YOUR TASK - A line belongs in the answer only if it contains the word "Manual"; copy every such line from the listing below.

DATA FOR THE TASK -
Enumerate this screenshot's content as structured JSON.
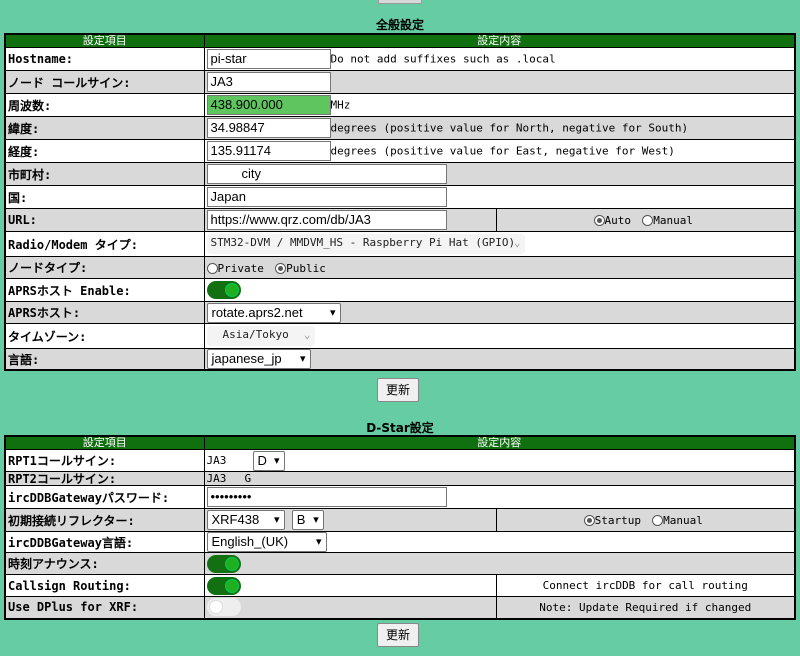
{
  "general": {
    "title": "全般設定",
    "header_item": "設定項目",
    "header_value": "設定内容",
    "hostname_label": "Hostname:",
    "hostname_value": "pi-star",
    "hostname_note": "Do not add suffixes such as .local",
    "callsign_label": "ノード コールサイン:",
    "callsign_value": "JA3",
    "freq_label": "周波数:",
    "freq_value": "438.900.000",
    "freq_unit": "MHz",
    "lat_label": "緯度:",
    "lat_value": "34.98847",
    "lat_note": "degrees (positive value for North, negative for South)",
    "lon_label": "経度:",
    "lon_value": "135.91174",
    "lon_note": "degrees (positive value for East, negative for West)",
    "town_label": "市町村:",
    "town_value": "city",
    "country_label": "国:",
    "country_value": "Japan",
    "url_label": "URL:",
    "url_value": "https://www.qrz.com/db/JA3",
    "url_auto": "Auto",
    "url_manual": "Manual",
    "modem_label": "Radio/Modem タイプ:",
    "modem_value": "STM32-DVM / MMDVM_HS - Raspberry Pi Hat (GPIO)",
    "nodetype_label": "ノードタイプ:",
    "nodetype_private": "Private",
    "nodetype_public": "Public",
    "aprs_enable_label": "APRSホスト Enable:",
    "aprs_host_label": "APRSホスト:",
    "aprs_host_value": "rotate.aprs2.net",
    "tz_label": "タイムゾーン:",
    "tz_value": "Asia/Tokyo",
    "lang_label": "言語:",
    "lang_value": "japanese_jp",
    "apply_label": "更新"
  },
  "dstar": {
    "title": "D-Star設定",
    "header_item": "設定項目",
    "header_value": "設定内容",
    "rpt1_label": "RPT1コールサイン:",
    "rpt1_call": "JA3",
    "rpt1_module": "D",
    "rpt2_label": "RPT2コールサイン:",
    "rpt2_call": "JA3",
    "rpt2_module": "G",
    "pass_label": "ircDDBGatewayパスワード:",
    "pass_value": "•••••••••",
    "reflector_label": "初期接続リフレクター:",
    "reflector_value": "XRF438",
    "reflector_module": "B",
    "startup_label": "Startup",
    "manual_label": "Manual",
    "irclang_label": "ircDDBGateway言語:",
    "irclang_value": "English_(UK)",
    "time_announce_label": "時刻アナウンス:",
    "callsign_routing_label": "Callsign Routing:",
    "callsign_routing_note": "Connect ircDDB for call routing",
    "dplus_label": "Use DPlus for XRF:",
    "dplus_note": "Note: Update Required if changed",
    "apply_label": "更新"
  }
}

SOLVED PROBLEM -
    "url_manual": "Manual",
    "manual_label": "Manual",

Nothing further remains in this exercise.